*Work request*.
Search the records for the string "title", and show each line where it appears.

━━━ Information supplied ━━━

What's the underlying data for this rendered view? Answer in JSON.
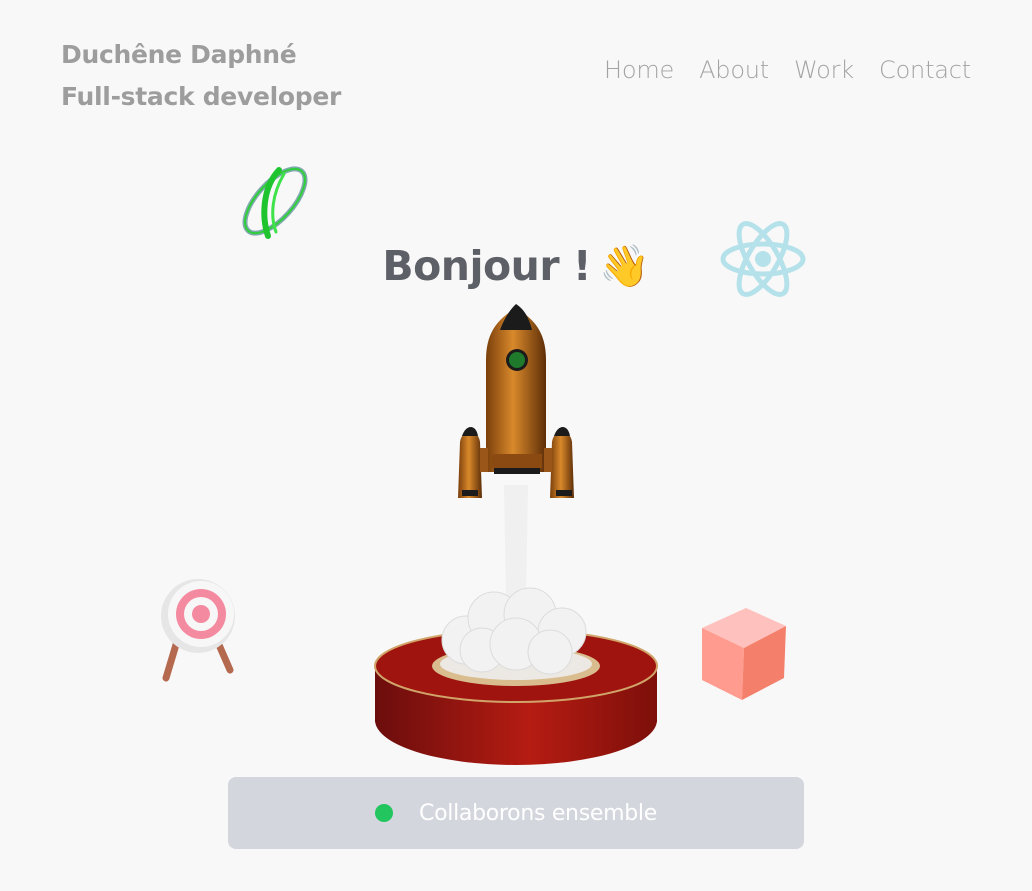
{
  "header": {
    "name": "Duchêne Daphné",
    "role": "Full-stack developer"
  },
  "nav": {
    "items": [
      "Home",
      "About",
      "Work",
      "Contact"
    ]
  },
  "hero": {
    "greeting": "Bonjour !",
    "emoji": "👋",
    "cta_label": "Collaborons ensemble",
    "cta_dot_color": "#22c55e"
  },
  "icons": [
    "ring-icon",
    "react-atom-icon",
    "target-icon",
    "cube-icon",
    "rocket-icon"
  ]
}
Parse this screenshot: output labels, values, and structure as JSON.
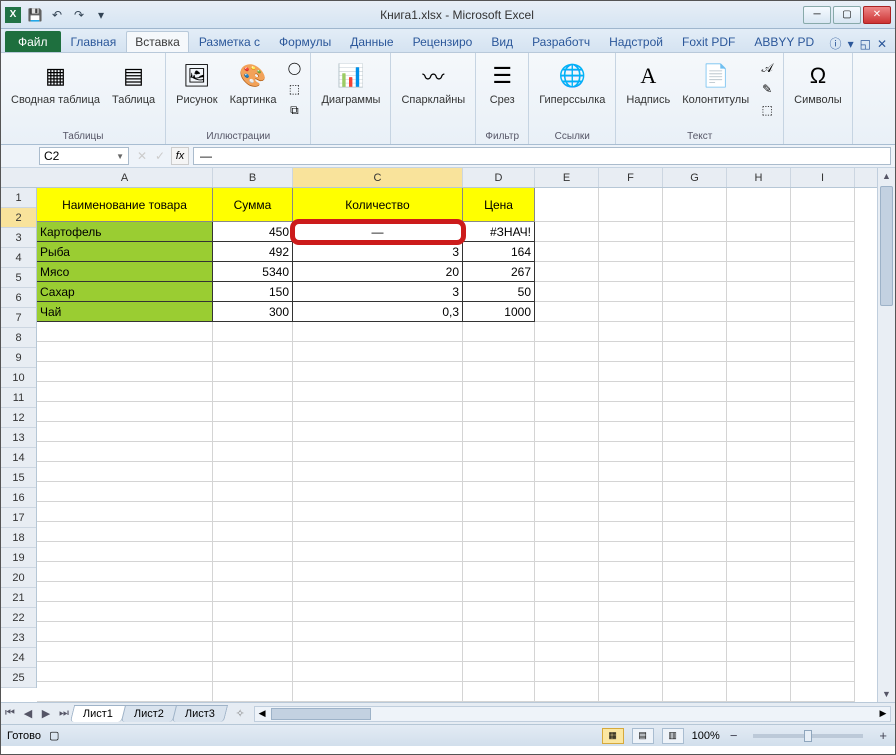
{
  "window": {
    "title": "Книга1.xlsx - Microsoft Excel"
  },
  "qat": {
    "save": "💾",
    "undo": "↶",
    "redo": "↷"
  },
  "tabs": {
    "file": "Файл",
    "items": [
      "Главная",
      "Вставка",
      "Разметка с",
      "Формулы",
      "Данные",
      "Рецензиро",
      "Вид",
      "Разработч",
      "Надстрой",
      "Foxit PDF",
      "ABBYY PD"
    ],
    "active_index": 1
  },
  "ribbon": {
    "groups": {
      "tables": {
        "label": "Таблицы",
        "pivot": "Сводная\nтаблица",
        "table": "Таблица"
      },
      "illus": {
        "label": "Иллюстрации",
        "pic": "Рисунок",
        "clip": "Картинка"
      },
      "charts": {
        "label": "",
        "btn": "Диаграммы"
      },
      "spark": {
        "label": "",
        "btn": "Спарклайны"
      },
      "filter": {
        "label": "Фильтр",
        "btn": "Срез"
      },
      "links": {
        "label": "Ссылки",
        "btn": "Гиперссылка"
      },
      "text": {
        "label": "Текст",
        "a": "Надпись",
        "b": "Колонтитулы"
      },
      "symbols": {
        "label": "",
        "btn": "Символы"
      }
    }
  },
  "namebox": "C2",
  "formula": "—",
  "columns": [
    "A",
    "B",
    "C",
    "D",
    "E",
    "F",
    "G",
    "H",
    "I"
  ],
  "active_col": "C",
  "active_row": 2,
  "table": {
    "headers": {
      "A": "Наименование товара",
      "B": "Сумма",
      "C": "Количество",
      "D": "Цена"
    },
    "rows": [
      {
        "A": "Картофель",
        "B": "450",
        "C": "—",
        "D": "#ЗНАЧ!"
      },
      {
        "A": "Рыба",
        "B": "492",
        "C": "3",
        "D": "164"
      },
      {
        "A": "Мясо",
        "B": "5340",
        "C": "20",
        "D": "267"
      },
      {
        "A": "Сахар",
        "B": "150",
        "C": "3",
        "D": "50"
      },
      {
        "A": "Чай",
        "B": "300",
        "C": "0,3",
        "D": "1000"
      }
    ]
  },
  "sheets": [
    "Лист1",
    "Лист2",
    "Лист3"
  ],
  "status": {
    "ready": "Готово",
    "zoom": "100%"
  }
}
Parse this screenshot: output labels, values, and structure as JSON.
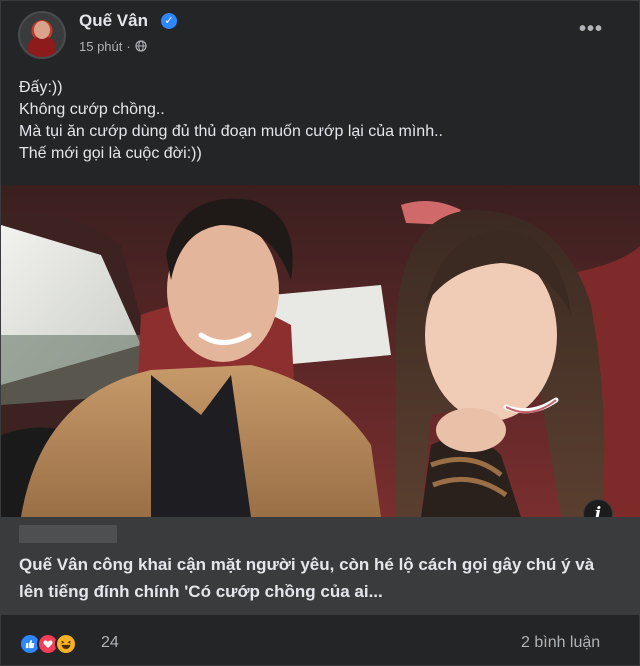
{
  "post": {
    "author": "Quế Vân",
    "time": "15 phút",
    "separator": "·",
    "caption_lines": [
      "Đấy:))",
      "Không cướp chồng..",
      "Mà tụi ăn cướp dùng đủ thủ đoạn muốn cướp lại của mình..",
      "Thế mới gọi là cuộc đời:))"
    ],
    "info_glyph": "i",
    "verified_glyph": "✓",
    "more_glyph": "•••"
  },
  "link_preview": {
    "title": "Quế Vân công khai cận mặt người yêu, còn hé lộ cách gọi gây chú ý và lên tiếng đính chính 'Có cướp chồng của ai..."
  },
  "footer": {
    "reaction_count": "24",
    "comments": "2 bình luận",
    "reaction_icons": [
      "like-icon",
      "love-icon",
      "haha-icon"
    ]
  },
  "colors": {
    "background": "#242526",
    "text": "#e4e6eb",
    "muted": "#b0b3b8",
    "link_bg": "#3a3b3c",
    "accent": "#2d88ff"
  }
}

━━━

*Your response*.
    "title": "Книга1.xlsx - Microsoft Excel"
    "title": "Quế Vân công khai cận mặt người yêu, còn hé lộ cách gọi gây chú ý và lên tiếng đính chính 'Có cướp chồng của ai..."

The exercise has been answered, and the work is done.